# EXERCISE INPUTS:
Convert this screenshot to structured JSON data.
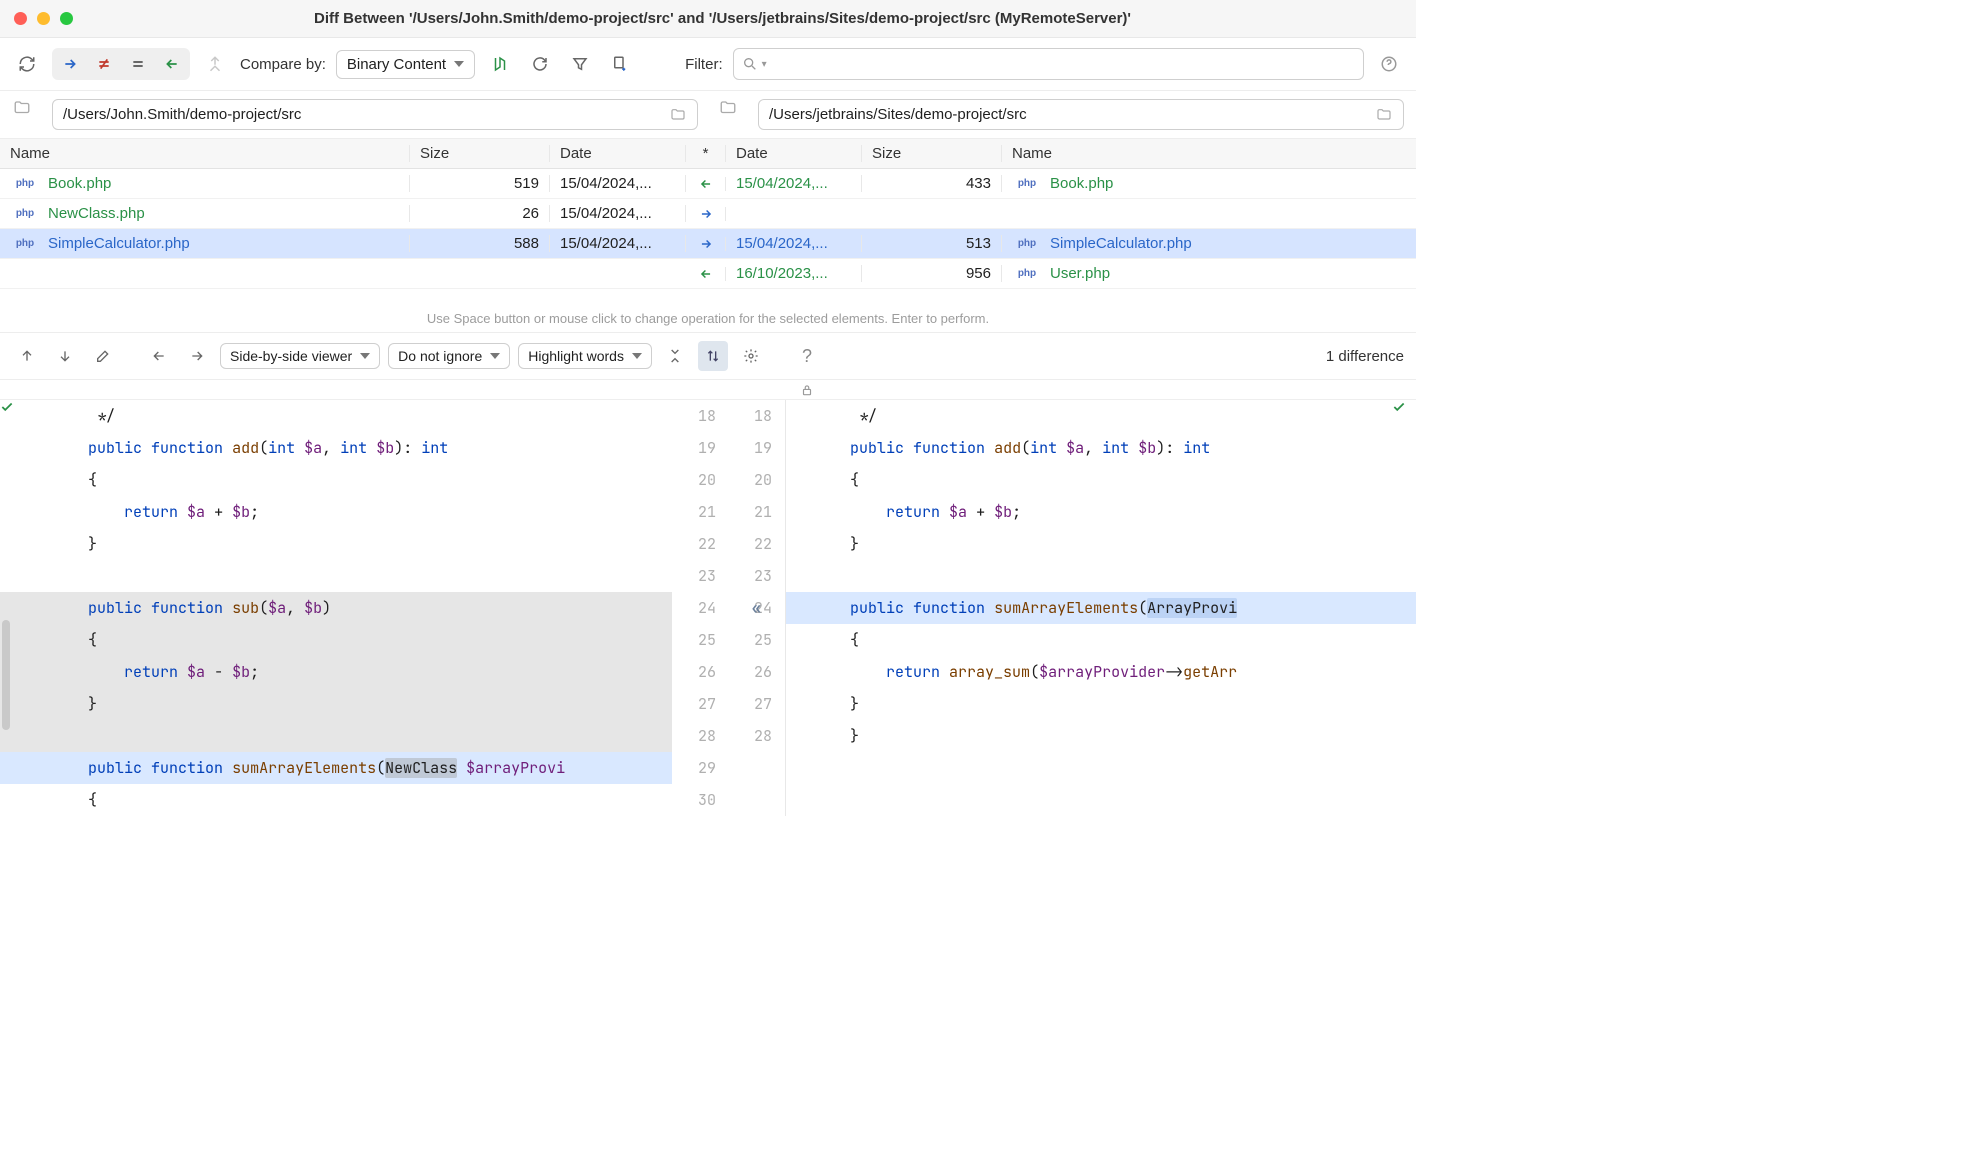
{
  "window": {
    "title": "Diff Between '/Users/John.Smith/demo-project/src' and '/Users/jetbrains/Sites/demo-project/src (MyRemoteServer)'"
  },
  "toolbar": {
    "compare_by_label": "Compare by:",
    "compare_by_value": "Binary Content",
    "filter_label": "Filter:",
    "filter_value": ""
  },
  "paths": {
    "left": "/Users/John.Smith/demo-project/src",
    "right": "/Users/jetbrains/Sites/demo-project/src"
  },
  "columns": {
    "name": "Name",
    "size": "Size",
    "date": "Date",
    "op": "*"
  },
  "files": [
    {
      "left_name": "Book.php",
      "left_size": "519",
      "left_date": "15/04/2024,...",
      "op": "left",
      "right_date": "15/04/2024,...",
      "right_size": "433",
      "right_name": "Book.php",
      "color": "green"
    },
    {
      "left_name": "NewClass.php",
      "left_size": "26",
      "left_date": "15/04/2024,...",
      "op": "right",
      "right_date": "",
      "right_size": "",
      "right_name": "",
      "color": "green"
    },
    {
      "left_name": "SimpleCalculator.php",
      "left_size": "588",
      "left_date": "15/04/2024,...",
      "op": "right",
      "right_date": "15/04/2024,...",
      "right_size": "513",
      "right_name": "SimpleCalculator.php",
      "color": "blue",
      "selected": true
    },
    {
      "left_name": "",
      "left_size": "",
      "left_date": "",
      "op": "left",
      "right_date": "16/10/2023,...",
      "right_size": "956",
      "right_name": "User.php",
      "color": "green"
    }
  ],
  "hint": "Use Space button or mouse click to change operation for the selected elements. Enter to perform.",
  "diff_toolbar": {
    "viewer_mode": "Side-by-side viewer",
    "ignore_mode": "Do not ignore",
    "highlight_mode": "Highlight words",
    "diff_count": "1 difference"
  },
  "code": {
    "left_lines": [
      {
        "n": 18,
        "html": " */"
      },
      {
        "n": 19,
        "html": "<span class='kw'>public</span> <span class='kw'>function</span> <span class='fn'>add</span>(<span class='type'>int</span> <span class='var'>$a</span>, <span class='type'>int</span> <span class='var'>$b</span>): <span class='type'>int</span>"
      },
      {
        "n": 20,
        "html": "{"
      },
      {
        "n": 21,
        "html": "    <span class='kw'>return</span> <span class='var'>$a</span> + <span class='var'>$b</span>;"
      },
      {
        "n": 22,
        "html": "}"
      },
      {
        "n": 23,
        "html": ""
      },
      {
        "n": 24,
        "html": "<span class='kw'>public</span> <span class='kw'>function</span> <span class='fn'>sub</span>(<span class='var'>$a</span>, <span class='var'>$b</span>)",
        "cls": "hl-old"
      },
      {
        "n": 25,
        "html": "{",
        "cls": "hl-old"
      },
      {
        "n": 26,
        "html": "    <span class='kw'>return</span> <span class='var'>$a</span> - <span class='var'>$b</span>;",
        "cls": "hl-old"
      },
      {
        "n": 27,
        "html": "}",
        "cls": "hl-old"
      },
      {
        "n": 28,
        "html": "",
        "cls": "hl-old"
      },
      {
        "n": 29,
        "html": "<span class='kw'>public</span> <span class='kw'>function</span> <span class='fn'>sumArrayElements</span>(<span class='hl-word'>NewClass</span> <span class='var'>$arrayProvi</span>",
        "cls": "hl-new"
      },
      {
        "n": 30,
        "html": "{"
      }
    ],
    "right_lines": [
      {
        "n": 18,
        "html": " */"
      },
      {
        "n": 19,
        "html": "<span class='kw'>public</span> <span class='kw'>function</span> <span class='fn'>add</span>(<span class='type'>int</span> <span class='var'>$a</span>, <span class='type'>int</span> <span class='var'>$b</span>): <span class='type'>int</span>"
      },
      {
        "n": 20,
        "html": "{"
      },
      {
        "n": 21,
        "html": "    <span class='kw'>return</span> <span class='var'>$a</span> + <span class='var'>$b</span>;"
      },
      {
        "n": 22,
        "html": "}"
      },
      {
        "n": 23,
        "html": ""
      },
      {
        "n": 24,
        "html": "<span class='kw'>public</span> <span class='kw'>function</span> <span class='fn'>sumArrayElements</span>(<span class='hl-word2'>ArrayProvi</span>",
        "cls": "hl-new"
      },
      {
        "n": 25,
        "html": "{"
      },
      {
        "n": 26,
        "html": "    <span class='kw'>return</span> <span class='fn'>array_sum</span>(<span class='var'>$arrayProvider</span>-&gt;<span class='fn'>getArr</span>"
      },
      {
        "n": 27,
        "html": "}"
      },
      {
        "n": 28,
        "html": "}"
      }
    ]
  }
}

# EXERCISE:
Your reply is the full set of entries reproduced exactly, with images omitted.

# OUTPUT OF THE EXERCISE:
Convert this screenshot to structured JSON data.
{
  "window": {
    "title": "Diff Between '/Users/John.Smith/demo-project/src' and '/Users/jetbrains/Sites/demo-project/src (MyRemoteServer)'"
  },
  "toolbar": {
    "compare_by_label": "Compare by:",
    "compare_by_value": "Binary Content",
    "filter_label": "Filter:",
    "filter_value": ""
  },
  "paths": {
    "left": "/Users/John.Smith/demo-project/src",
    "right": "/Users/jetbrains/Sites/demo-project/src"
  },
  "columns": {
    "name": "Name",
    "size": "Size",
    "date": "Date",
    "op": "*"
  },
  "files": [
    {
      "left_name": "Book.php",
      "left_size": "519",
      "left_date": "15/04/2024,...",
      "op": "left",
      "right_date": "15/04/2024,...",
      "right_size": "433",
      "right_name": "Book.php",
      "color": "green"
    },
    {
      "left_name": "NewClass.php",
      "left_size": "26",
      "left_date": "15/04/2024,...",
      "op": "right",
      "right_date": "",
      "right_size": "",
      "right_name": "",
      "color": "green"
    },
    {
      "left_name": "SimpleCalculator.php",
      "left_size": "588",
      "left_date": "15/04/2024,...",
      "op": "right",
      "right_date": "15/04/2024,...",
      "right_size": "513",
      "right_name": "SimpleCalculator.php",
      "color": "blue",
      "selected": true
    },
    {
      "left_name": "",
      "left_size": "",
      "left_date": "",
      "op": "left",
      "right_date": "16/10/2023,...",
      "right_size": "956",
      "right_name": "User.php",
      "color": "green"
    }
  ],
  "hint": "Use Space button or mouse click to change operation for the selected elements. Enter to perform.",
  "diff_toolbar": {
    "viewer_mode": "Side-by-side viewer",
    "ignore_mode": "Do not ignore",
    "highlight_mode": "Highlight words",
    "diff_count": "1 difference"
  },
  "code": {
    "left_lines": [
      {
        "n": 18,
        "html": " */"
      },
      {
        "n": 19,
        "html": "<span class='kw'>public</span> <span class='kw'>function</span> <span class='fn'>add</span>(<span class='type'>int</span> <span class='var'>$a</span>, <span class='type'>int</span> <span class='var'>$b</span>): <span class='type'>int</span>"
      },
      {
        "n": 20,
        "html": "{"
      },
      {
        "n": 21,
        "html": "    <span class='kw'>return</span> <span class='var'>$a</span> + <span class='var'>$b</span>;"
      },
      {
        "n": 22,
        "html": "}"
      },
      {
        "n": 23,
        "html": ""
      },
      {
        "n": 24,
        "html": "<span class='kw'>public</span> <span class='kw'>function</span> <span class='fn'>sub</span>(<span class='var'>$a</span>, <span class='var'>$b</span>)",
        "cls": "hl-old"
      },
      {
        "n": 25,
        "html": "{",
        "cls": "hl-old"
      },
      {
        "n": 26,
        "html": "    <span class='kw'>return</span> <span class='var'>$a</span> - <span class='var'>$b</span>;",
        "cls": "hl-old"
      },
      {
        "n": 27,
        "html": "}",
        "cls": "hl-old"
      },
      {
        "n": 28,
        "html": "",
        "cls": "hl-old"
      },
      {
        "n": 29,
        "html": "<span class='kw'>public</span> <span class='kw'>function</span> <span class='fn'>sumArrayElements</span>(<span class='hl-word'>NewClass</span> <span class='var'>$arrayProvi</span>",
        "cls": "hl-new"
      },
      {
        "n": 30,
        "html": "{"
      }
    ],
    "right_lines": [
      {
        "n": 18,
        "html": " */"
      },
      {
        "n": 19,
        "html": "<span class='kw'>public</span> <span class='kw'>function</span> <span class='fn'>add</span>(<span class='type'>int</span> <span class='var'>$a</span>, <span class='type'>int</span> <span class='var'>$b</span>): <span class='type'>int</span>"
      },
      {
        "n": 20,
        "html": "{"
      },
      {
        "n": 21,
        "html": "    <span class='kw'>return</span> <span class='var'>$a</span> + <span class='var'>$b</span>;"
      },
      {
        "n": 22,
        "html": "}"
      },
      {
        "n": 23,
        "html": ""
      },
      {
        "n": 24,
        "html": "<span class='kw'>public</span> <span class='kw'>function</span> <span class='fn'>sumArrayElements</span>(<span class='hl-word2'>ArrayProvi</span>",
        "cls": "hl-new"
      },
      {
        "n": 25,
        "html": "{"
      },
      {
        "n": 26,
        "html": "    <span class='kw'>return</span> <span class='fn'>array_sum</span>(<span class='var'>$arrayProvider</span>-&gt;<span class='fn'>getArr</span>"
      },
      {
        "n": 27,
        "html": "}"
      },
      {
        "n": 28,
        "html": "}"
      }
    ]
  }
}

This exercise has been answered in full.